## What to do
Your answer should be every line with the word "messages", copied from the data below.

Items from a dataset:
▽

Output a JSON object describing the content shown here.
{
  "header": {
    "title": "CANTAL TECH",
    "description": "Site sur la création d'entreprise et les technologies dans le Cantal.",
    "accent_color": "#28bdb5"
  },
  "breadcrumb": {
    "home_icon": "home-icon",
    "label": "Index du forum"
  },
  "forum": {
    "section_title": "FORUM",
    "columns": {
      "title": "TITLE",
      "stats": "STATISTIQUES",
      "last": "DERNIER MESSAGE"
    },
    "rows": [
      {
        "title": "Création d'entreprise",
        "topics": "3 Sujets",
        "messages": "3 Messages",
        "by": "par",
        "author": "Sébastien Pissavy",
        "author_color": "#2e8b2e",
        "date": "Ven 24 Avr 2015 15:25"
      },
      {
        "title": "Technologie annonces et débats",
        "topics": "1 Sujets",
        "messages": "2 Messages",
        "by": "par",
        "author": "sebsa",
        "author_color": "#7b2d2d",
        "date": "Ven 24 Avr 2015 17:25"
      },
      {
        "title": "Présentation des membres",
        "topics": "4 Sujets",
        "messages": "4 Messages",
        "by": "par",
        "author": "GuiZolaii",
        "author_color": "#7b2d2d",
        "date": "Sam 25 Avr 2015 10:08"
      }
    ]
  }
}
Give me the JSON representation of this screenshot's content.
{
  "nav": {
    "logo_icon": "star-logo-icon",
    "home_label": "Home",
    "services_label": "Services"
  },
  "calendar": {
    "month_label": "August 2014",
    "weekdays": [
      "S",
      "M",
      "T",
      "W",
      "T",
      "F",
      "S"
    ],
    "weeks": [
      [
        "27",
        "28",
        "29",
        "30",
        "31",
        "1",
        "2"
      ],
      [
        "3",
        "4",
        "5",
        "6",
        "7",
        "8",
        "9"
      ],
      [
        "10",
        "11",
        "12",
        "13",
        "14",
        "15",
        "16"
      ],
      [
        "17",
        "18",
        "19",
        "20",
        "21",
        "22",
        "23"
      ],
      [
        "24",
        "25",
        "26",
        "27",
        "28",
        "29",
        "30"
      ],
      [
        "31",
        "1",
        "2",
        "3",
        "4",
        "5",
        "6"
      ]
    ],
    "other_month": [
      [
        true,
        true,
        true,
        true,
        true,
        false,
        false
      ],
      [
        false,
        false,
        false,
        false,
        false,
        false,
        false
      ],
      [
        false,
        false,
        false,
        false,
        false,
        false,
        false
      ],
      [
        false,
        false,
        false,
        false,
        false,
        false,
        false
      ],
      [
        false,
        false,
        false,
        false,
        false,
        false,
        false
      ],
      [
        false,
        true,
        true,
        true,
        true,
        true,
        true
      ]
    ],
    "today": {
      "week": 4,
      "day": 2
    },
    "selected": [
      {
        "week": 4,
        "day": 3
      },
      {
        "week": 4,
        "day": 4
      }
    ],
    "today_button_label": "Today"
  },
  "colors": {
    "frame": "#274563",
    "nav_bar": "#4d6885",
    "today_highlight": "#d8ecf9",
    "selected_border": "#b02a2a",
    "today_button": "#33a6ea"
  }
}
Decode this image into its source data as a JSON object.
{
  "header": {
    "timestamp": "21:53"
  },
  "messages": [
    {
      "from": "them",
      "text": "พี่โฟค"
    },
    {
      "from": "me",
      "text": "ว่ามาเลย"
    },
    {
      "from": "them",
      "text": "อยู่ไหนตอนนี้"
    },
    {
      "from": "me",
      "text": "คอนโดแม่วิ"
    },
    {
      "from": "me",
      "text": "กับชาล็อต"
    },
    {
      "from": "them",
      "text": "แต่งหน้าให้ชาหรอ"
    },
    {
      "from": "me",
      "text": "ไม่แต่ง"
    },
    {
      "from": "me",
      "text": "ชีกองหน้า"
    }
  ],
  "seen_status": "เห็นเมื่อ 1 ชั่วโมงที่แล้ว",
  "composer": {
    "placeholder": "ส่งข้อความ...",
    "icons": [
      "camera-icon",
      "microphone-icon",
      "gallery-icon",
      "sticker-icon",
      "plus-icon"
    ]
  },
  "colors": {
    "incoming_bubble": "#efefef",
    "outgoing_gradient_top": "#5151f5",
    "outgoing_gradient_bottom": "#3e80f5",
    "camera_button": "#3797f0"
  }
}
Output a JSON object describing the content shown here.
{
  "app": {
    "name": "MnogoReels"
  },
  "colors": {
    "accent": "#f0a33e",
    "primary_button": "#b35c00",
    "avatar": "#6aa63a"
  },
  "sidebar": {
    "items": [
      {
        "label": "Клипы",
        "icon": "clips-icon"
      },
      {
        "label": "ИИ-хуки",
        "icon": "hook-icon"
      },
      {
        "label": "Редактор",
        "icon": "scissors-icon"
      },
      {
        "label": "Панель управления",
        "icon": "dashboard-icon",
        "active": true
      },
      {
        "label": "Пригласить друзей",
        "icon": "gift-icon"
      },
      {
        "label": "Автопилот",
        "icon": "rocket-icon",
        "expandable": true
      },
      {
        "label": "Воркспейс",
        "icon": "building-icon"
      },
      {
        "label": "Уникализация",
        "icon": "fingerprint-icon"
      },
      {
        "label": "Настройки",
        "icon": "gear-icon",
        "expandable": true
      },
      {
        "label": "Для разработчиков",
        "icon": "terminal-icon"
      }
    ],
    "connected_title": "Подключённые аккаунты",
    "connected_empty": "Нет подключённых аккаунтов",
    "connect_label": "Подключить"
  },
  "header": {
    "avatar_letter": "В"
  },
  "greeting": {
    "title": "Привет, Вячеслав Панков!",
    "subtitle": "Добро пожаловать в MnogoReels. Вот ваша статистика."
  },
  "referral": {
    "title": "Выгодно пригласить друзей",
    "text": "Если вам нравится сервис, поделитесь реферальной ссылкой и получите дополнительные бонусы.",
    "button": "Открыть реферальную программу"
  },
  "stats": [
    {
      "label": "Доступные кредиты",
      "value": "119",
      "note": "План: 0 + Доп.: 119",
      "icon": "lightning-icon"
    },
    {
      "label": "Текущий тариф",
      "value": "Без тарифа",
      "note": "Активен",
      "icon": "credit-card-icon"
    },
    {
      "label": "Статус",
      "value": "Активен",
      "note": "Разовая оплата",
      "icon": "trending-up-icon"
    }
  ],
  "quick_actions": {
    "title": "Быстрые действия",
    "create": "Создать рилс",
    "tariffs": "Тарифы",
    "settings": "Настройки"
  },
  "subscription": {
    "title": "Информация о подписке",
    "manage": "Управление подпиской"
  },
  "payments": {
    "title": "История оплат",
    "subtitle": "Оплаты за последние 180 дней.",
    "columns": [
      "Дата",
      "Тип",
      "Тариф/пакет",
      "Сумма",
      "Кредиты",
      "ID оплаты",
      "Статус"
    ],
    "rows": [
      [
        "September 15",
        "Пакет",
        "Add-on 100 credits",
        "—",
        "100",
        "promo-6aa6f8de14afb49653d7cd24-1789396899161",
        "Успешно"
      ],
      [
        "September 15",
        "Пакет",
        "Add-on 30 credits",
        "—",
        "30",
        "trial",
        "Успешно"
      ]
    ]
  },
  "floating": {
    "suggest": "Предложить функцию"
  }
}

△

## Worked solution
        "messages": "3 Messages",
        "messages": "2 Messages",
        "messages": "4 Messages",
  "messages": [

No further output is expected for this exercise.